SORGHUM
vulgare



CULTIVATION

In

Bepgal.



FoddeP>

Conf. with

pp. 2S7, 294*

3049 305, S09,

311.



ASSAM.
2468



Provincial Account of the



PROyiHCES
Ac AjDH.

2469



It has hitherto been said, that Sor^um as a fodder crop will not pay
in Lower Bengal {tSSg-gt/}*

" S^grhum,^Etp€r\menis made with this crop last year confirmed the
opinion expressed in the Annual Report of the previous year that Sorgin u n
can be profitably grown as a fodder crop in Bengal. The produce was
sold at 2 annas 6 pies per maund to a Calcutta dairy, the manager of
which, Mr. Q. O. Bose, a Cirencester scholar, reported verj- favourably on
it. The yield of milk of a number of cows was increased from 20 to 25
Seers by the substitution of Sorghum for straw ; while the cost of feeding
wa^ at the same tilne r^uced. Mr, Bdse has been so far encouraged by
tne r^ultSf that he proposes to grow Sorghum as a fodder for his mifch
cof«rs. The cultivation of Sorghum realized a net profit of Hi 2- 12^3 per
bigha **( 7^0-9/ ^.

Cultivation in A88am.^!n the report of the Agricultural Department
of Assam (1886-87, p. 23), the J (mar and Bdjra crops are dealt with as
follows % — " These two admirable fodder crops are never giown in Assam,
except, perhaps, occasionally by tea-garden coolied, and yet, in almost all
parts of the Protince, there are s6^sohs wfieti tfi6 cattle suffer from want
of food. It w^s thought that possibly the people might be induced to
grow fodder, and in 1886 a small consignnnent of one maund of h&jta
and one maund of jewdt was tried. It was distributed to the Deputy
Commissioners of Sibsa^ar, Darrang, K^mrup, Nowgbng, and Laknim-
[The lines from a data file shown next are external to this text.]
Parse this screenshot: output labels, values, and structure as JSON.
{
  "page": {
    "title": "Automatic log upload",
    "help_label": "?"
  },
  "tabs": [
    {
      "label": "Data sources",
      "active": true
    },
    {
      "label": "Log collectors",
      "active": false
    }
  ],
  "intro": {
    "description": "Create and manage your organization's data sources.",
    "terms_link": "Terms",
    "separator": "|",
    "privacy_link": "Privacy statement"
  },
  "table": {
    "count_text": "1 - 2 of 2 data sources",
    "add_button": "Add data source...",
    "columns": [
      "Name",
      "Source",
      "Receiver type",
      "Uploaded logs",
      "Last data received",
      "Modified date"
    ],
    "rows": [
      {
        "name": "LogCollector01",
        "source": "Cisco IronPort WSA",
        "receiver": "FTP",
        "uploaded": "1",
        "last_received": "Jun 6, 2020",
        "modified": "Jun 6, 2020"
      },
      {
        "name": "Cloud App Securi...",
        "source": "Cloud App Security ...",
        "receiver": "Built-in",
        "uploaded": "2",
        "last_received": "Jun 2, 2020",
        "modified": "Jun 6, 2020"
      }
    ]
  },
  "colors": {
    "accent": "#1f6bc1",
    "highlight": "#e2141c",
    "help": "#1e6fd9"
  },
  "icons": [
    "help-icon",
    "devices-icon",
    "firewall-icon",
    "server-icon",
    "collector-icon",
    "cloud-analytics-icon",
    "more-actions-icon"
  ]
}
Sur, and to tlie Sub-di visional officer of MangaldSi. At Lakhimpnr,
orhdt, Golagh^t, Nowgorfg, anci Kamrdp, the ^periments failed. At
Sibsdgar.a poor crop was obtained ; at Tezpur the produce was good ; at
Mangaldai a part of the seed germinated well, and the Stib-£visional
Officer (Mr. Qait) reports that the experiment has resulted in much good,
as it has started the cultivation of the^te crops, and much is being gfbwff
by the coolies this year on their oKvn account. '*
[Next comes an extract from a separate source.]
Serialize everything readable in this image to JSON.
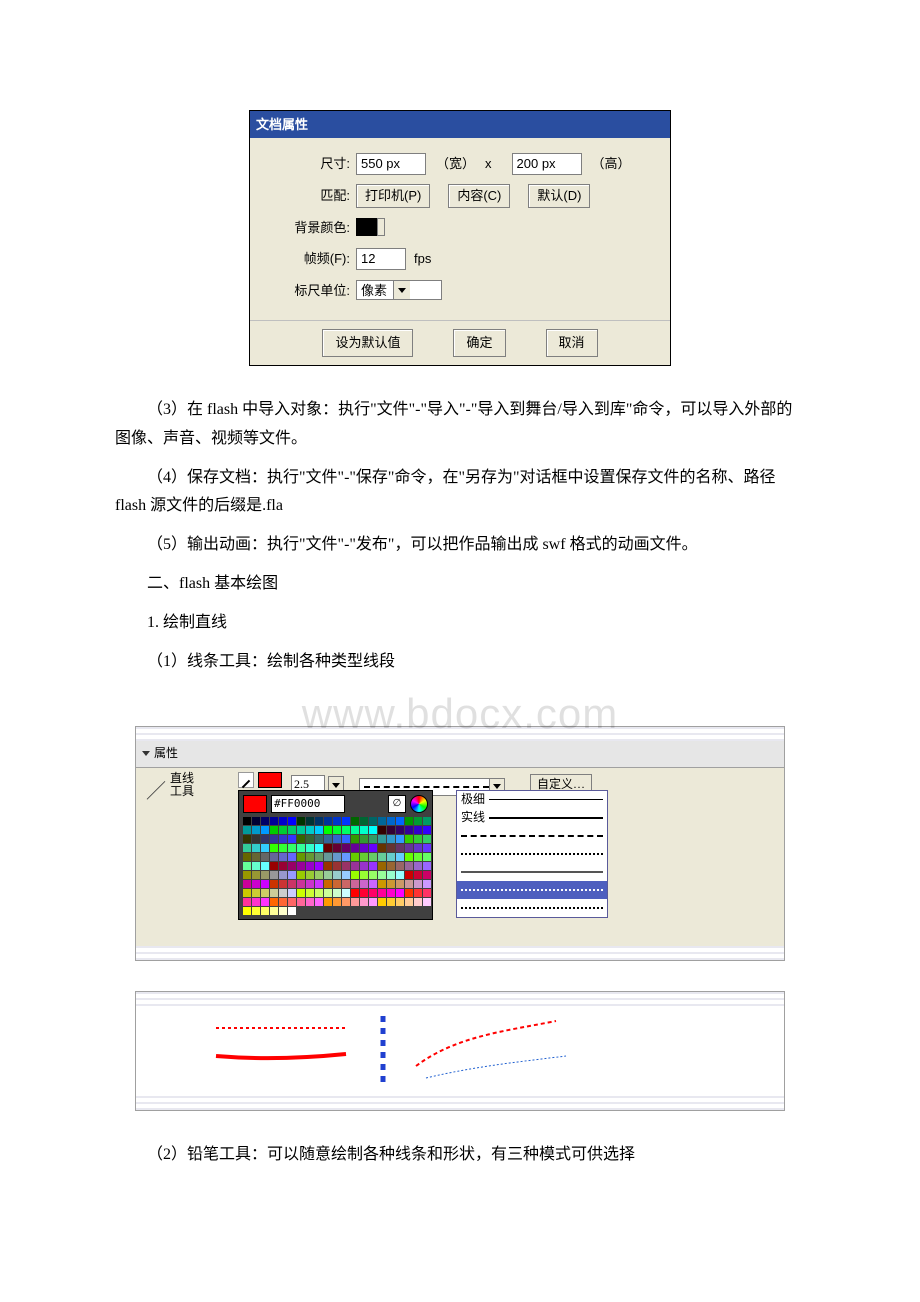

Online LibraryEdgar Thurston Sir George WattA dictionary of the economic products of India, Volume 6, Part 3 → online text (page 49 of 76)